**Information given**
%%
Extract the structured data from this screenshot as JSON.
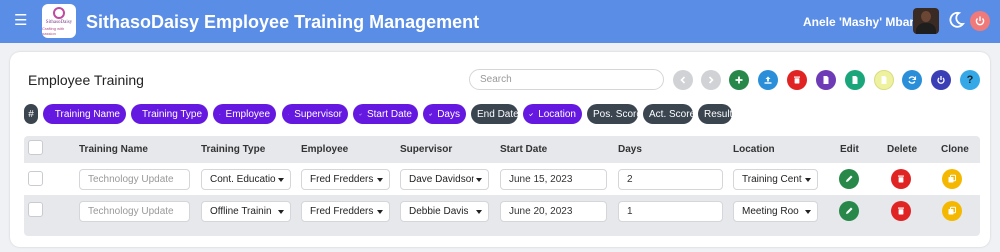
{
  "header": {
    "app_title": "SithasoDaisy Employee Training Management",
    "logo_text_1": "SithasoDaisy",
    "logo_text_2": "Crafting with passion",
    "user_name": "Anele 'Mashy' Mbanga",
    "icons": [
      "menu-icon",
      "avatar",
      "moon-icon",
      "power-icon"
    ],
    "colors": {
      "bar": "#5a8de6",
      "power": "#f07a7a"
    }
  },
  "card": {
    "title": "Employee Training",
    "search_placeholder": "Search"
  },
  "toolbar": {
    "buttons": [
      {
        "name": "prev-button",
        "icon": "chevron-left-icon",
        "color": "#c8cacd"
      },
      {
        "name": "next-button",
        "icon": "chevron-right-icon",
        "color": "#c8cacd"
      },
      {
        "name": "add-button",
        "icon": "plus-icon",
        "color": "#28884a"
      },
      {
        "name": "upload-button",
        "icon": "upload-icon",
        "color": "#2a8fd8"
      },
      {
        "name": "delete-all-button",
        "icon": "trash-icon",
        "color": "#e02424"
      },
      {
        "name": "pdf-button",
        "icon": "file-icon",
        "color": "#6d3bb5"
      },
      {
        "name": "excel-button",
        "icon": "file-icon",
        "color": "#1aa67a"
      },
      {
        "name": "csv-button",
        "icon": "file-icon",
        "color": "#e8f09a"
      },
      {
        "name": "refresh-button",
        "icon": "refresh-icon",
        "color": "#2a8fd8"
      },
      {
        "name": "power-button",
        "icon": "power-icon",
        "color": "#3a3fb5"
      },
      {
        "name": "help-button",
        "icon": "question-icon",
        "color": "#35a9e8"
      }
    ]
  },
  "chips": {
    "hash": "#",
    "items": [
      {
        "label": "Training Name",
        "checked": true
      },
      {
        "label": "Training Type",
        "checked": true
      },
      {
        "label": "Employee",
        "checked": true
      },
      {
        "label": "Supervisor",
        "checked": true
      },
      {
        "label": "Start Date",
        "checked": true
      },
      {
        "label": "Days",
        "checked": true
      },
      {
        "label": "End Date",
        "checked": false
      },
      {
        "label": "Location",
        "checked": true
      },
      {
        "label": "Pos. Score",
        "checked": false
      },
      {
        "label": "Act. Score",
        "checked": false
      },
      {
        "label": "Result",
        "checked": false
      }
    ],
    "colors": {
      "on": "#6418e0",
      "off": "#3a4550"
    }
  },
  "table": {
    "headers": [
      "Training Name",
      "Training Type",
      "Employee",
      "Supervisor",
      "Start Date",
      "Days",
      "Location",
      "Edit",
      "Delete",
      "Clone"
    ],
    "rows": [
      {
        "training_name_placeholder": "Technology Update",
        "training_type": "Cont. Educatio",
        "employee": "Fred Fredders",
        "supervisor": "Dave Davidson",
        "start_date": "June 15, 2023",
        "days": "2",
        "location": "Training Cent"
      },
      {
        "training_name_placeholder": "Technology Update",
        "training_type": "Offline Trainin",
        "employee": "Fred Fredders",
        "supervisor": "Debbie Davis",
        "start_date": "June 20, 2023",
        "days": "1",
        "location": "Meeting Roo"
      }
    ],
    "row_action_icons": [
      "pencil-icon",
      "trash-icon",
      "copy-icon"
    ]
  }
}
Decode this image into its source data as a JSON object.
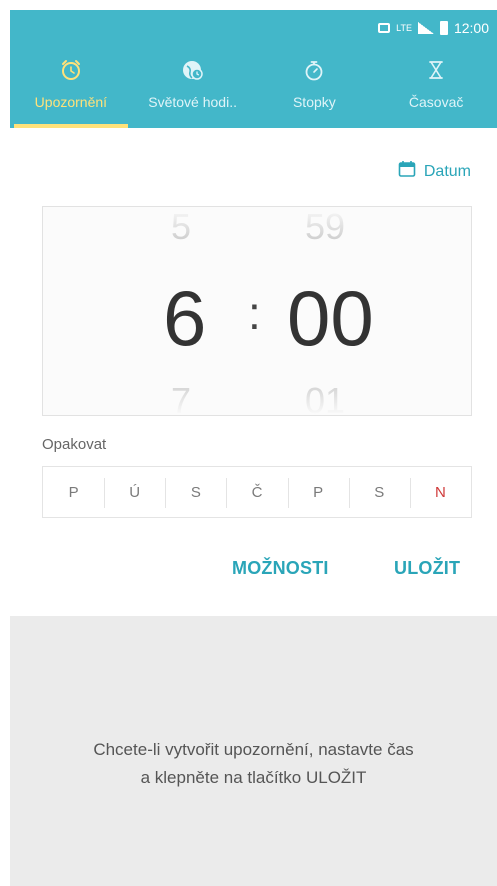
{
  "status_bar": {
    "time": "12:00",
    "icons": [
      "nfc-icon",
      "lte-icon",
      "signal-icon",
      "battery-icon"
    ],
    "lte_text": "LTE"
  },
  "tabs": [
    {
      "label": "Upozornění",
      "icon": "alarm-clock-icon",
      "active": true
    },
    {
      "label": "Světové hodi..",
      "icon": "world-clock-icon",
      "active": false
    },
    {
      "label": "Stopky",
      "icon": "stopwatch-icon",
      "active": false
    },
    {
      "label": "Časovač",
      "icon": "hourglass-icon",
      "active": false
    }
  ],
  "date_button": {
    "label": "Datum",
    "icon": "calendar-icon"
  },
  "time_picker": {
    "hour_prev": "5",
    "hour": "6",
    "hour_next": "7",
    "separator": ":",
    "minute_prev": "59",
    "minute": "00",
    "minute_next": "01"
  },
  "repeat": {
    "label": "Opakovat",
    "days": [
      "P",
      "Ú",
      "S",
      "Č",
      "P",
      "S",
      "N"
    ]
  },
  "actions": {
    "options_label": "MOŽNOSTI",
    "save_label": "ULOŽIT"
  },
  "hint": {
    "line1": "Chcete-li vytvořit upozornění, nastavte čas",
    "line2": "a klepněte na tlačítko ULOŽIT"
  },
  "colors": {
    "accent": "#43b7c9",
    "active_tab": "#ffe27a",
    "sunday": "#d03a3a",
    "action_text": "#2aa5b8"
  }
}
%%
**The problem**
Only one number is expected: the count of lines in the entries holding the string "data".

**Expected answer**
2